App and web page records:
────
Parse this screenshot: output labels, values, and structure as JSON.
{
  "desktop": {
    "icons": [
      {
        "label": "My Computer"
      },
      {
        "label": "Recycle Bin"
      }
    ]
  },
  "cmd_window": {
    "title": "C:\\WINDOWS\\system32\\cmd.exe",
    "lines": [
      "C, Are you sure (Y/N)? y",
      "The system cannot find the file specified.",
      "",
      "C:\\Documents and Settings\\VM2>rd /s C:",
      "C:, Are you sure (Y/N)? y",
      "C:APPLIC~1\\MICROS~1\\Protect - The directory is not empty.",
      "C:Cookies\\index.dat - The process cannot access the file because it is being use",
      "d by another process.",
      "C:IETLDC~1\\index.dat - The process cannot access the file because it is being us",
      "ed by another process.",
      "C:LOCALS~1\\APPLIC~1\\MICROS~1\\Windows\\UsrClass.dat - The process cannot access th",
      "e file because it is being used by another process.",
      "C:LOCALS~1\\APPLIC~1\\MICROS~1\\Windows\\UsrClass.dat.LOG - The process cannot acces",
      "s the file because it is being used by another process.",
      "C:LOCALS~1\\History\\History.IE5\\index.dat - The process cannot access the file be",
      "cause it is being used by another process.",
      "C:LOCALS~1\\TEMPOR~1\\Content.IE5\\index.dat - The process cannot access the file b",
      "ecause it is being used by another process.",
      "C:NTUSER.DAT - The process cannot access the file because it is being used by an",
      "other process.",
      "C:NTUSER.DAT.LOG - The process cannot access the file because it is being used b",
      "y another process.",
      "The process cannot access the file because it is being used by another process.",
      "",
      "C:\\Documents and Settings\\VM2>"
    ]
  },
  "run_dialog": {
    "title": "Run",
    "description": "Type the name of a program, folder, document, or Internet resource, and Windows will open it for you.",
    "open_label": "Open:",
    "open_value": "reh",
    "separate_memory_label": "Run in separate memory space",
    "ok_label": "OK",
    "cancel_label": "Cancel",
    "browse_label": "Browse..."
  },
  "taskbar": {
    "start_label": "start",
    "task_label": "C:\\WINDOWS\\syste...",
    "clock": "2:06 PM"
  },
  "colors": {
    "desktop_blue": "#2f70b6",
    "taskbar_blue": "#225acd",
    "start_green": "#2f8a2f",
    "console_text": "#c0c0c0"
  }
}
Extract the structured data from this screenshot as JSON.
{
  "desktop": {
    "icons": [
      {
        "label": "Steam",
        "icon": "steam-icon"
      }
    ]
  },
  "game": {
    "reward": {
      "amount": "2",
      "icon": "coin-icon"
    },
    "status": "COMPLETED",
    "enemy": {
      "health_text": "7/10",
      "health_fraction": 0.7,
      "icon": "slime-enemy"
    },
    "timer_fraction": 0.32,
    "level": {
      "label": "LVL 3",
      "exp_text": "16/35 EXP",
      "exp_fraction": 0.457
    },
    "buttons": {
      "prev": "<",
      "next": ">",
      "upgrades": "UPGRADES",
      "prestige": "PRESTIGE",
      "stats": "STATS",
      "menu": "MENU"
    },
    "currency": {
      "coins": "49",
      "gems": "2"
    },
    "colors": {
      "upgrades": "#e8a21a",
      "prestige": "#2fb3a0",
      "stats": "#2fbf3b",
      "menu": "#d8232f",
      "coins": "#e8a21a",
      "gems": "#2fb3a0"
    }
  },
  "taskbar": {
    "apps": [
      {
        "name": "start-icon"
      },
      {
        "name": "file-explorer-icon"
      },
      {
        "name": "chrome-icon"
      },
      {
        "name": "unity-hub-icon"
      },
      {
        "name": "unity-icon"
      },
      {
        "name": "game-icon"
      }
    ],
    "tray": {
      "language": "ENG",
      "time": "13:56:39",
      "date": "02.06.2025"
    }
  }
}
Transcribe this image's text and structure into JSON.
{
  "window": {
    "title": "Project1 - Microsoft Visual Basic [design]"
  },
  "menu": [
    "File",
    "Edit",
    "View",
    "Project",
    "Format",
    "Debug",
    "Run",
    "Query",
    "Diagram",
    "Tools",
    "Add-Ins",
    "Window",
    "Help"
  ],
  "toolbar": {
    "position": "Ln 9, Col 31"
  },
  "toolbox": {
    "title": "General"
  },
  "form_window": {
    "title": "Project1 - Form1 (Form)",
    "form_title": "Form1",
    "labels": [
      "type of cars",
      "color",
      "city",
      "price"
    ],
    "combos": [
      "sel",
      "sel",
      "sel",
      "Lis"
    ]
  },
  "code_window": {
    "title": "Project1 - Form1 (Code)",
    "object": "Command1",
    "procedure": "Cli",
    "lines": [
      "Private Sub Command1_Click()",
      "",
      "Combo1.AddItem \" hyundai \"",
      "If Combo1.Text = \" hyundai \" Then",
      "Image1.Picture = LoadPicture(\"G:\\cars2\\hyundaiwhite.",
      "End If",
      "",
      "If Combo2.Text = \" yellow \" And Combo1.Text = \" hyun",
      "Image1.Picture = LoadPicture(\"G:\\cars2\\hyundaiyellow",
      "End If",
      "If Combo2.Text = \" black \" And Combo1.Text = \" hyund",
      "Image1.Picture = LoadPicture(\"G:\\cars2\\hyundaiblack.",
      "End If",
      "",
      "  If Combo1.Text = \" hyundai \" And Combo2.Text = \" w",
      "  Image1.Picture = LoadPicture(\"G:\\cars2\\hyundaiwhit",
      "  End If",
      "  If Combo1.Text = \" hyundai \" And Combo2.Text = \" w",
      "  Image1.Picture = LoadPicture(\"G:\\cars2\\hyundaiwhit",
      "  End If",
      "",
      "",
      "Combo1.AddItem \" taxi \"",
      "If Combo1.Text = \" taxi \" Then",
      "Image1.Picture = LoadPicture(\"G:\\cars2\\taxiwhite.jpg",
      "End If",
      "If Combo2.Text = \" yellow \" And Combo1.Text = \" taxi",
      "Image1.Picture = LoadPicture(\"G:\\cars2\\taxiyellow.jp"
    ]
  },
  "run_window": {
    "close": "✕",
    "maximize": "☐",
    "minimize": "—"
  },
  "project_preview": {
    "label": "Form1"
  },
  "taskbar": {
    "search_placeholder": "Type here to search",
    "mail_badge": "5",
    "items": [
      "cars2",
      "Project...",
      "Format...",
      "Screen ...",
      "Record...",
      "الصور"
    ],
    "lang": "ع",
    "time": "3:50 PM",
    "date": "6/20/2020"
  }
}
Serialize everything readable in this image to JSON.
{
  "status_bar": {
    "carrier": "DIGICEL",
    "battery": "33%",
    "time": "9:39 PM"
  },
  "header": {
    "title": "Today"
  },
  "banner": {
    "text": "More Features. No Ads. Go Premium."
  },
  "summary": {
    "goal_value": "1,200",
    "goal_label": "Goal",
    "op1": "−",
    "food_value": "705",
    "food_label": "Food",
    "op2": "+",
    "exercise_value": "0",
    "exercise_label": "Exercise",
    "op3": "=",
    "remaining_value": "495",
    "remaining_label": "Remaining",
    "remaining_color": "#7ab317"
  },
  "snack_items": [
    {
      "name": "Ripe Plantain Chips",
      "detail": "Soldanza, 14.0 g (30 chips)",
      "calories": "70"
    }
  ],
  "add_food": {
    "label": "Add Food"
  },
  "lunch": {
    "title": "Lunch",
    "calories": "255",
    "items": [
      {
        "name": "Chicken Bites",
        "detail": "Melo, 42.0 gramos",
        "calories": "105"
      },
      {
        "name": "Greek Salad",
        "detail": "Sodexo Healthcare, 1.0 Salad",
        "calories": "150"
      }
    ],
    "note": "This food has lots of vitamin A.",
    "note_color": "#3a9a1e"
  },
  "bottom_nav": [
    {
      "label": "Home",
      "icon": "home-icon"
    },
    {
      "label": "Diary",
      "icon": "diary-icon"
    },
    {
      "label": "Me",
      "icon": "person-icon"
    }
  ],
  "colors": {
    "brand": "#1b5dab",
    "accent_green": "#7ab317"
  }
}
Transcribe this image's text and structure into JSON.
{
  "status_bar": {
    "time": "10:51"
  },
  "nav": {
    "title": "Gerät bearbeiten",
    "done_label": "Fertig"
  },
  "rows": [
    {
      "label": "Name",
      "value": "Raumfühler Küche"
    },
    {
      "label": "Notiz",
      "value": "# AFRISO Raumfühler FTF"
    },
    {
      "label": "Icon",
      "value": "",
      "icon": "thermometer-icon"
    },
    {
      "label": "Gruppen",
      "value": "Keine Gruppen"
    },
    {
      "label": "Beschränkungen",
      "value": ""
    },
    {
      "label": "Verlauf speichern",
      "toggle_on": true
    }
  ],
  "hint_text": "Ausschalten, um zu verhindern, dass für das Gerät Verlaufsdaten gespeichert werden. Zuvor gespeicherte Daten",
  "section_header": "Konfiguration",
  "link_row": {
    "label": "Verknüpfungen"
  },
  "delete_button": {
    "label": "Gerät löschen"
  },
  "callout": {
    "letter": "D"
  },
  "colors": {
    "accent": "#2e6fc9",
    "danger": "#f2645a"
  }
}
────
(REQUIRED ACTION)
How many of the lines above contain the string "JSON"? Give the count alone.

(RESPONSE FOR THIS EXERCISE)
5